南京夜网

Our million-dollar babies

PARENTS may well regard their children as priceless but new research has put a dollar value on bringing up babies in Australia.Raising the average family from the cradle to when they leave home will set parents back $1,028,000, the research has found, and this could be an underestimate if other factors are used to calculate the cost of child rearing, such as lost wages.Social researcher Mark McCrindle added the essential costs such as food, clothing and housing with other expenses that he says parents usually outlay on their children – such as toys, holidays, eating out, sport, private education and household furniture and equipment that are used just by children.Previous calculations of child-rearing had assumed children left home and became independent at age 21, Mr McCrindle said, but his study found this was out of date.”In today’s Australian families, the majority of young people stay in the parental home and rely on their parents for some of their expenses until their mid-20s,” he said.The average family had 2.7 children and parents were having babies later than their parents did. The parents were also more likely to both have an income, creating ”the most financially endowed generation of children ever”.”Parents have more money per child and spend more per child than their parents did,” Mr McCrindle said. About 30 per cent of primary students and 40 per cent of high schoolers were at non-government schools.
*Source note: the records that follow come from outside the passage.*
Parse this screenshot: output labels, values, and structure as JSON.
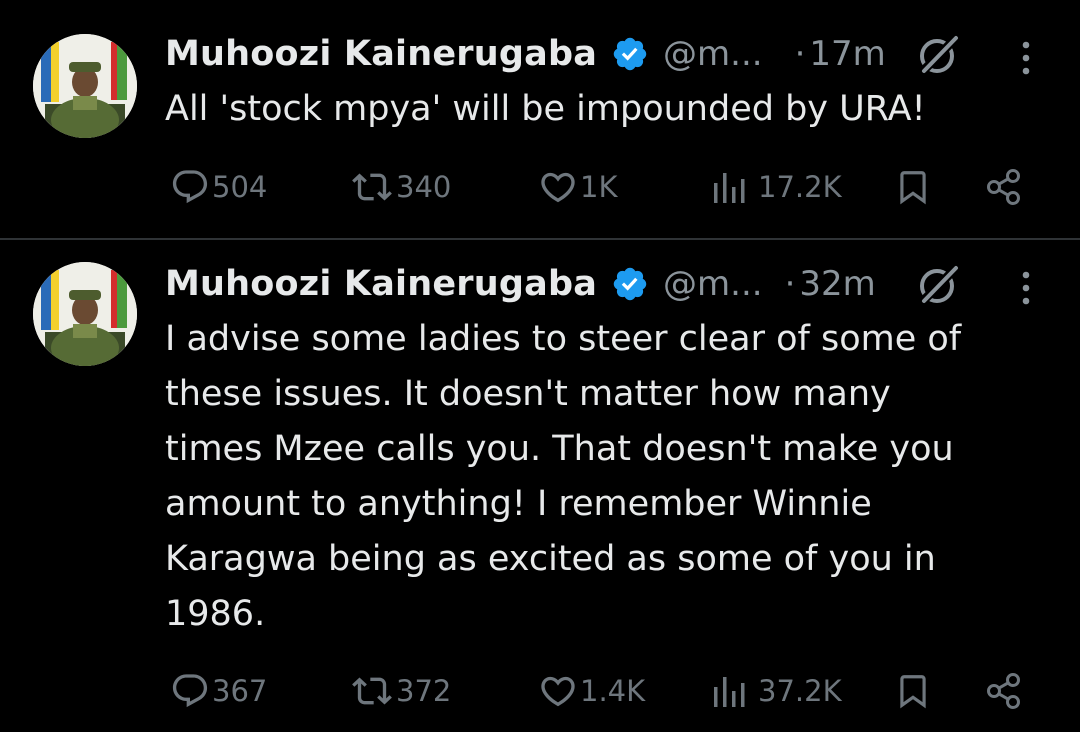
{
  "tweets": [
    {
      "author_name": "Muhoozi Kainerugaba",
      "handle": "@m...",
      "time": "17m",
      "separator": "·",
      "text": "All 'stock mpya' will be impounded by URA!",
      "replies": "504",
      "reposts": "340",
      "likes": "1K",
      "views": "17.2K"
    },
    {
      "author_name": "Muhoozi Kainerugaba",
      "handle": "@m...",
      "time": "32m",
      "separator": "·",
      "text": "I advise some ladies to steer clear of some of\nthese issues. It doesn't matter how many\ntimes Mzee calls you. That doesn't make you\namount to anything! I remember Winnie\nKaragwa being as excited as some of you in\n1986.",
      "replies": "367",
      "reposts": "372",
      "likes": "1.4K",
      "views": "37.2K"
    }
  ],
  "colors": {
    "background": "#000000",
    "text": "#e7e9ea",
    "muted": "#6e767d",
    "verified": "#1d9bf0",
    "divider": "#2f3336"
  },
  "icons": [
    "verified-badge-icon",
    "grok-icon",
    "more-icon",
    "reply-icon",
    "repost-icon",
    "like-icon",
    "views-icon",
    "bookmark-icon",
    "share-icon"
  ]
}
Most parents spent more than $100 a year on toys a child – a quarter spent more than $500.Mr McCrindle found that the cost of education, including private schooling and tutors, was $95,000. But a separate breakdown of the amount that parents spend on a child’s education, done by the Australian Scholarships Group and including everything from textbooks to uniforms, internet access and incidentals, found that sending a child to a public school in Sydney cost $123,353. For private schools that could blow out to more than $450,000.The group’s general manager, Warwick James, said many parents did not realise how much schooling cost.Another significant cost of child-rearing was lost wages, usually the mother’s.Research published in 2004 found that women of ”middling education” who had one child missed out on about 30 per cent, or $247,000, of their potential lifetime earnings. That increased to more than 50 per cent, or $420,000, if they had three children, the report authors, Trevor Breusch and Edith Gray, from the Australian National University, found.”More highly educated women lose less proportionally than the less educated, although their dollar amounts of forgone earnings are higher,” they said.An expert in measuring the lifetime costs of raising children, Paul Henman, director of the social policy unit at the University of Queensland, said parents’ income was the biggest factor in determining these costs.
Nanjing Night Net